LOWER EAST SIDE. Rallying in front of a tenement plagued by a chronic lack of heat and hot water, a coalition of immigrant families and advocates launched a campaign to encourage immigrants to speak out against poor housing conditions.
"We are here in the cold for one reason," said Councilwoman Rosie Mendez. "Sometimes it is colder in our apartments than out here. We will not be silenced anymore."
Because of language barriers and inadequate outreach, the Department of Housing Preservation and Development fails to help thousands of immigrant families who are living in substandard conditions, according to a report issued by the Communities for Housing Equity coalition (Make the Road by Walking is a founding member) and CUNY’s Center for Urban Research. People with limited English proficiency were more likely to suffer maintenance problems but less likely to report them, the study said.
Mendez plans to introduce legislation to mandate HPD improves its outreach to immigrant communities.
"We knew there was a 311 number you could call," Zhi Qin Zheng said through a translator, "but we didn’t know we could call about housing complaints."
Zhi, who has lived at 61 Delancey St. for more than 20 years, had never heard of HPD until advocates began organizing tenants. When the electricity was out for three days last New Year’s, Zhi’s son called to file a complaint with the agency in English, but when HPD called back, Zhi was unable to communicate.
Since the building changed hands in 2001, Zhi said the landlord has been trying to evict rent-stabilized Chinese and Latino tenants. There are roughly 300 violations in the building and tenants are staging a rent strike.
"There are, like, 14 people in one apartment," said managing agent Nir Sela. "They have illegal construction. They don’t call the city to complain about leaks because they’re scared their apartments are fire hazards."
Sela said tenant construction caused many violations and when he put a new lock on the door, he had to make 220 keys.
Haeyoung Yoon, staff attorney for the Urban Justice Center who is helping draft Mendez’s legislation, has represented some of the tenants here and called Sela’s accusations "baseless."
"We’re constantly losing low-income housing stock," she said. "One way landlords are displacing tenants is failing to make repairs. Improving [services for immigrants] is one way to prevent that from happening."

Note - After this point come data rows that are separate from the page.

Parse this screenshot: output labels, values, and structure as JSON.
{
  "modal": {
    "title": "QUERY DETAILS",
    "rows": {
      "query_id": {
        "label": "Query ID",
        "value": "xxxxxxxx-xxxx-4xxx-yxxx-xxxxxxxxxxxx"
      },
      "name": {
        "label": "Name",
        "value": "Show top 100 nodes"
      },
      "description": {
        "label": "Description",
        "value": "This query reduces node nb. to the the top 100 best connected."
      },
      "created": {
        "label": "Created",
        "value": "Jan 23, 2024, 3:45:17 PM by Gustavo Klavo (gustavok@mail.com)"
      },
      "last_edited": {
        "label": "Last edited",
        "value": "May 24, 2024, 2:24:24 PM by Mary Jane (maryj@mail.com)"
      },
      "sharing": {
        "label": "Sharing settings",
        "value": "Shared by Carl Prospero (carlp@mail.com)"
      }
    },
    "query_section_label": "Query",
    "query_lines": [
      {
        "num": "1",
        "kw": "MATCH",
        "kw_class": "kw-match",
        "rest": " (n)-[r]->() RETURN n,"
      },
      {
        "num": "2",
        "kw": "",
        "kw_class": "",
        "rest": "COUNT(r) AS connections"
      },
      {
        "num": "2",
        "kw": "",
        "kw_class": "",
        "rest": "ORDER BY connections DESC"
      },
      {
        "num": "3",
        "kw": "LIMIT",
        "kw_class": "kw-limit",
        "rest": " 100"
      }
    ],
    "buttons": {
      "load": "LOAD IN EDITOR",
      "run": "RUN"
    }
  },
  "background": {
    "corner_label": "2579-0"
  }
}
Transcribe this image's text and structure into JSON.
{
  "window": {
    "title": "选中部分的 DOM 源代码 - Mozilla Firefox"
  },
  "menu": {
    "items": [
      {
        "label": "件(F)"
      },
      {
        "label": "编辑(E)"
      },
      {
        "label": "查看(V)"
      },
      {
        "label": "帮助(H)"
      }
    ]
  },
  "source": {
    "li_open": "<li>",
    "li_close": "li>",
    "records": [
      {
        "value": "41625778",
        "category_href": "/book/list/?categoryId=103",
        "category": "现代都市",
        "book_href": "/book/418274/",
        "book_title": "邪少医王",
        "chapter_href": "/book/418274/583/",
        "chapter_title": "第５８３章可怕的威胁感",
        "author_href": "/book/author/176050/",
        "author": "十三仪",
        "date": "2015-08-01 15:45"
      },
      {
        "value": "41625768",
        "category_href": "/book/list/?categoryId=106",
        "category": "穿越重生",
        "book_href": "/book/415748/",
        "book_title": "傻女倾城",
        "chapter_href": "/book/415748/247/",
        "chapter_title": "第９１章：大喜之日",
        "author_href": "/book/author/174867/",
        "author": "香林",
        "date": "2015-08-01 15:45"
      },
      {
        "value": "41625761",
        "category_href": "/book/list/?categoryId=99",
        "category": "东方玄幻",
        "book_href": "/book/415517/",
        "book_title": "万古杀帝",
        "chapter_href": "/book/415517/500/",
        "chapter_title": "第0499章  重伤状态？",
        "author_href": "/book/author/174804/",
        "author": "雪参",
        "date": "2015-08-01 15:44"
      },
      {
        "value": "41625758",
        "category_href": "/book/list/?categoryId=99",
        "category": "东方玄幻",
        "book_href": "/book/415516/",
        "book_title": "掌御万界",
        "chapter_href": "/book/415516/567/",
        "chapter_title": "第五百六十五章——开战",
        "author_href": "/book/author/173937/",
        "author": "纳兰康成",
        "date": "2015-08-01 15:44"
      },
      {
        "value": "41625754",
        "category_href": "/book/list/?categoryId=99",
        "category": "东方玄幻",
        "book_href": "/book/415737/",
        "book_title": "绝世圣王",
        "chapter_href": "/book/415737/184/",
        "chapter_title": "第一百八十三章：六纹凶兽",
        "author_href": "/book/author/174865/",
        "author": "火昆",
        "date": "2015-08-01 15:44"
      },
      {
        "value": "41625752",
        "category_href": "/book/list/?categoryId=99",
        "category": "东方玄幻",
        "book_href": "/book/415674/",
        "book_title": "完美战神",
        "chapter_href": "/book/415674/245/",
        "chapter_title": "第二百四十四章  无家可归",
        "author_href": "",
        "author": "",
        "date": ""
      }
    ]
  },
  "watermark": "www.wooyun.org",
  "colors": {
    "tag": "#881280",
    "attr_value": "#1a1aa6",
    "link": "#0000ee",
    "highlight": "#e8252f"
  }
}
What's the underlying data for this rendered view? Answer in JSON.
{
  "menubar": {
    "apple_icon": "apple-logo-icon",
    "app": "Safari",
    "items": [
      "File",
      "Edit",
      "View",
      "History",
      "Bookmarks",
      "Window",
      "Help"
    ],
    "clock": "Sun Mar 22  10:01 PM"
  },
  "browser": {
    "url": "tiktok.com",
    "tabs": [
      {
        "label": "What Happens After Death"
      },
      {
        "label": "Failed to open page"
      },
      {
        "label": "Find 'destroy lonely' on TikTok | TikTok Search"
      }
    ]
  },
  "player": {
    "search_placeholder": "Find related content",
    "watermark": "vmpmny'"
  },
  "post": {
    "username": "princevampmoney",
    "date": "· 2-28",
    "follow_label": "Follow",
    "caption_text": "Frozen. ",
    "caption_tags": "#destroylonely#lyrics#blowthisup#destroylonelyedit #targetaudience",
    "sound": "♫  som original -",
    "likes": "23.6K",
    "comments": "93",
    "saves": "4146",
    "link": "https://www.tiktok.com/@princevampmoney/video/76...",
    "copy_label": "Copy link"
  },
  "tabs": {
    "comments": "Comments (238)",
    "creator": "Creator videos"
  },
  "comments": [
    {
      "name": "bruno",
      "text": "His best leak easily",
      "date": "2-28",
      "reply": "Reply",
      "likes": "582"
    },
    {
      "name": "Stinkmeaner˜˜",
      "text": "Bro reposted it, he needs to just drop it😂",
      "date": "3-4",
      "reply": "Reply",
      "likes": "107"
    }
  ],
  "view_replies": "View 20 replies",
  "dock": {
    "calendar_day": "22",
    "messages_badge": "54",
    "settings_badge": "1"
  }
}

Of HPD’s 400 housing inspectors, 231 are bilingual, speaking 30 languages. A 24-hour translation service is available to inspectors and staff, offering 150 languages. Many of the report’s recommendations were already in place, a spokeswoman said.